In 2009, when Fiat agreed to take control of Chrysler after the latter's bankruptcy, it did so in part because the two car companies had little product or market overlap. Fiat was a European specialist in small, fuel-efficient cars and engine technologies, but it had almost no large noncommercial vehicles or presence in North America. Chrysler had a portfolio filled with large cars, pickups and SUVs, but no fuel-efficient small cars and almost no presence outside its home continent.
Alone, neither was likely to survive for long, Chrysler-Fiat CEO Sergio Marchionne reasoned. But together, the two automakers looked like a two-piece jigsaw puzzle with one piece in each of Marchionne's hands.
Fiat came to the party with advanced technology and market-tested, flexible platforms that would allow Chrysler to make money on small and mid-sized vehicles that could be brought to market in less than three years. Chrysler, in turn, brought a global powerhouse in its Jeep brand and the market experience to show Fiat how to attract consumers in North America and similar markets.
Including the Dart and beyond, Fiat has brought other advances as well, such as its MultiAir variable valve timing technology to boost engine performance and lower emissions.
Fiat also brought its World Class Manufacturing system to Chrysler's plants. The system seeks to eliminate waste from the manufacturing process, including worker injuries, and uses regular audits to express a plant's efficiency. The audits cover plant output, worker and plant safety, product quality, plant waste and job interactions.
The collaboration between Chrysler and Fiat is also responsible for the rebadged Chrysler brand vehicles that are sold in Europe under the Lancia brand with few changes and the rebadged Dodge Journey being sold overseas as the Fiat Freemont.
Mike Merlo, the Dart's chief engineer, said the relationship between Fiat and Chrysler engineers on their first joint project allowed them both to learn.
"It was a very collaborative effort, starting with this platform and working its way into the rest of the product," Merlo said.
There was a point, in the development process, he said, "where there was a handoff, and the Dodge team then took it from there, about a year ago, to the final form."
As the first of what promises to be at least eight vehicles that will share the CUSW platform, the Dart embodies the heart of Marchionne's plan to build vehicles in North America cheaply and profitably.
Merlo said the CUSW platform "is designed to be both longer and shorter than the Dart, so it will be able to carry all of our C- and D-segment vehicles in the future." That spreads the platform development costs across a huge number of vehicles and generates additional savings from being able to share many components among vehicles.
Some of those next vehicles are already out in testing, including the successor to the Jeep Liberty that will be built at Chrysler's Toledo (Ohio) North Assembly plant and a Chrysler 100 hatchback that will join the Dart on the line in Belvidere, Ill. Both of those vehicles are expected in 2013.
From the start, Chrysler's experience with Fiat was strikingly different from its previous tie-ups, especially the failed "merger of equals" with Daimler AG.
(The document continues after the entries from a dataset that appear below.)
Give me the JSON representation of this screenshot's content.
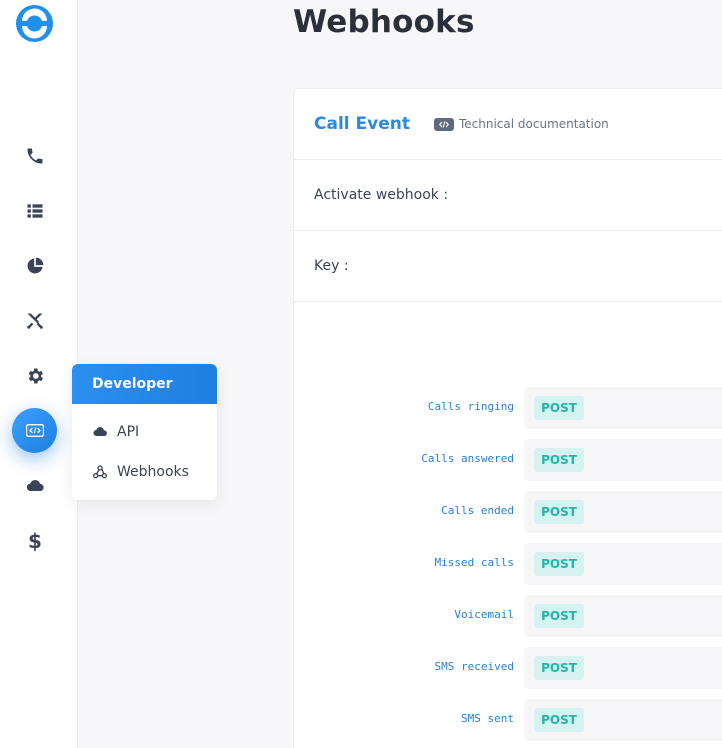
{
  "header": {
    "title": "Webhooks"
  },
  "sidebar": {
    "icons": [
      "phone-icon",
      "list-icon",
      "pie-chart-icon",
      "swords-icon",
      "gear-icon",
      "code-icon",
      "cloud-icon",
      "dollar-icon"
    ],
    "dollar_glyph": "$",
    "active_color": "#1f7fe0"
  },
  "flyout": {
    "header": "Developer",
    "items": [
      {
        "label": "API",
        "icon": "cloud-icon"
      },
      {
        "label": "Webhooks",
        "icon": "webhook-icon"
      }
    ]
  },
  "card": {
    "title": "Call Event",
    "doc_link": "Technical documentation",
    "rows": [
      {
        "label": "Activate webhook :"
      },
      {
        "label": "Key :"
      }
    ],
    "events": [
      {
        "label": "Calls ringing",
        "method": "POST"
      },
      {
        "label": "Calls answered",
        "method": "POST"
      },
      {
        "label": "Calls ended",
        "method": "POST"
      },
      {
        "label": "Missed calls",
        "method": "POST"
      },
      {
        "label": "Voicemail",
        "method": "POST"
      },
      {
        "label": "SMS received",
        "method": "POST"
      },
      {
        "label": "SMS sent",
        "method": "POST"
      }
    ]
  },
  "colors": {
    "accent": "#2a8ae0",
    "post_badge_bg": "#d6f3f1",
    "post_badge_text": "#1fb5a9"
  }
}
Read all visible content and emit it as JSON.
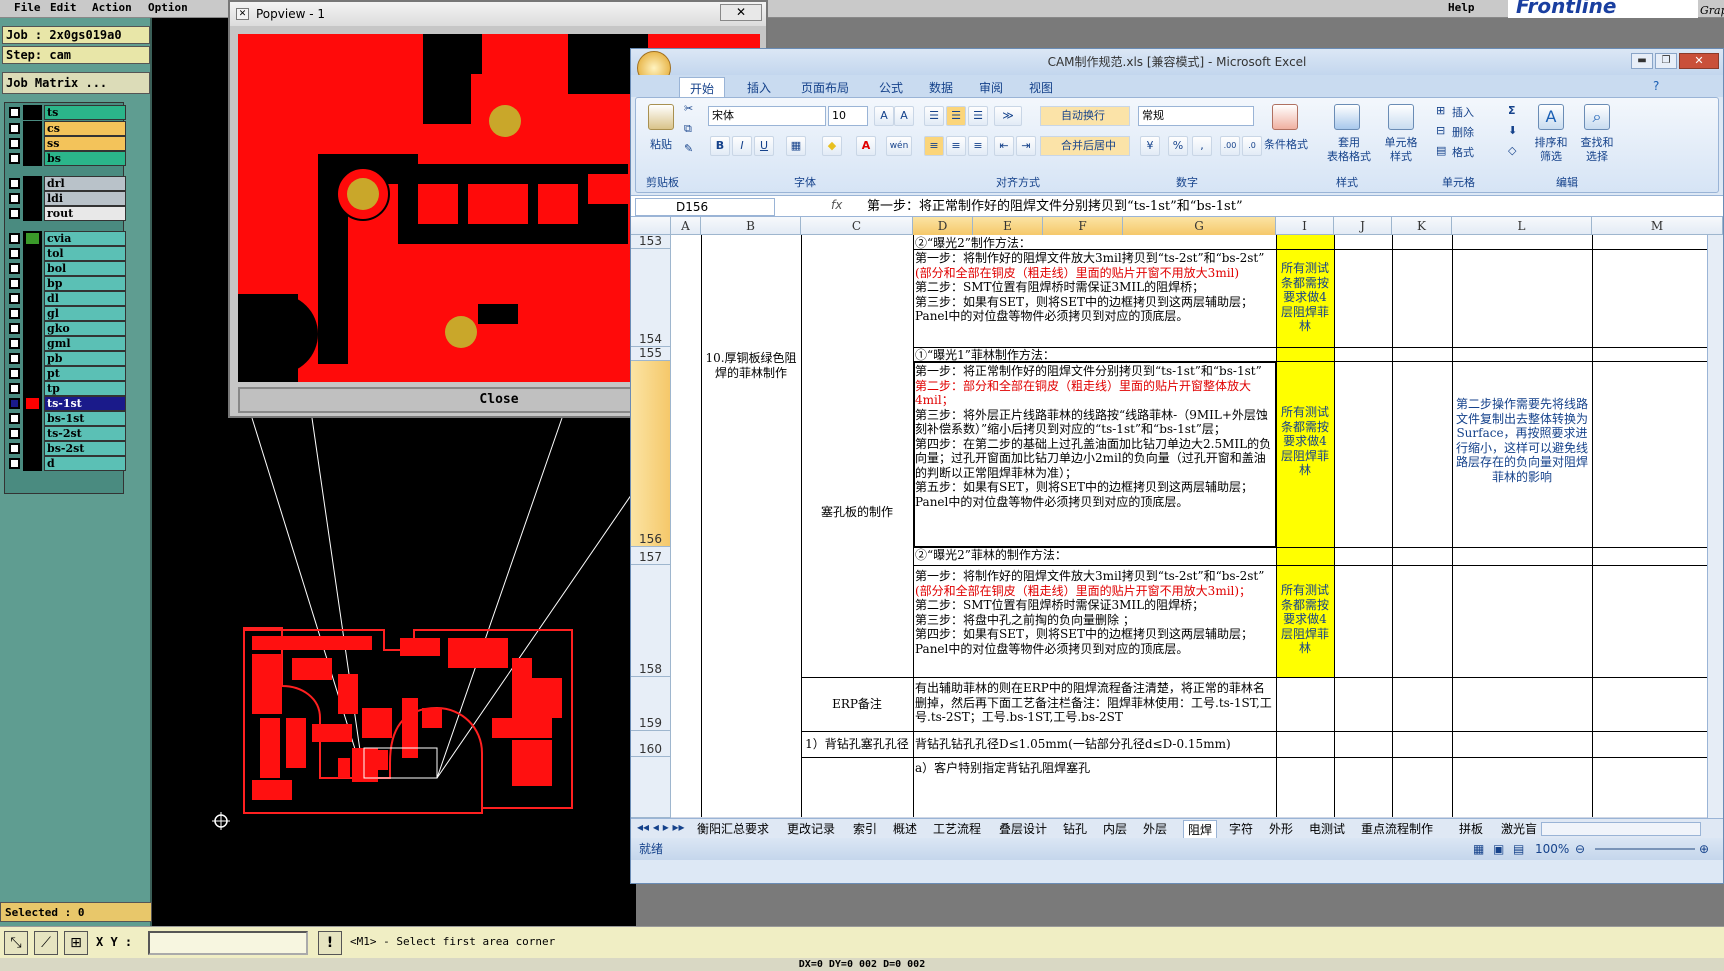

Under Daimler, Chrysler's use of its parent company's technology was limited in part to protect the luster of the Mercedes-Benz brand.
"You had such brand separation at the start of the merger that we couldn't share a lug nut with Mercedes for the first two years, so what's the point of merging?" recalled Gary Dilts, who retired as Chrysler's head of U.S. sales in 2006. "It was basically a merger of balance sheets and nothing else."
Dilts said Daimler's attitude toward sharing components began to change with the arrival at Chrysler of Daimler executives Dieter Zetsche and Wolfgang Bernhard. He pointed to the hot-selling Jeep Grand Cherokee, which shares components with the Mercedes M class, as evidence of what could have been.
"The speed of motion at Daimler is very controlled and very rigid compared to what it was at Chrysler," Dilts said. "The wonder of the Jeep Grand Cherokee largely came from Mercedes. It just took too long to get there."
The failed merger with Daimler left its mark on those at Chrysler who lived through it.
At a February 2010 speech to the Economic Club in Chicago, Chrysler design chief Ralph Gilles said that his counterparts at Fiat were "very sympathetic" toward Chrysler. Fiat was then just a few years removed from its own financial near-death experience. During the same speech, Gilles told the audience that, to really discuss what had happened to Chrysler under Daimler "would take hours of time, a couch, and a psychiatrist."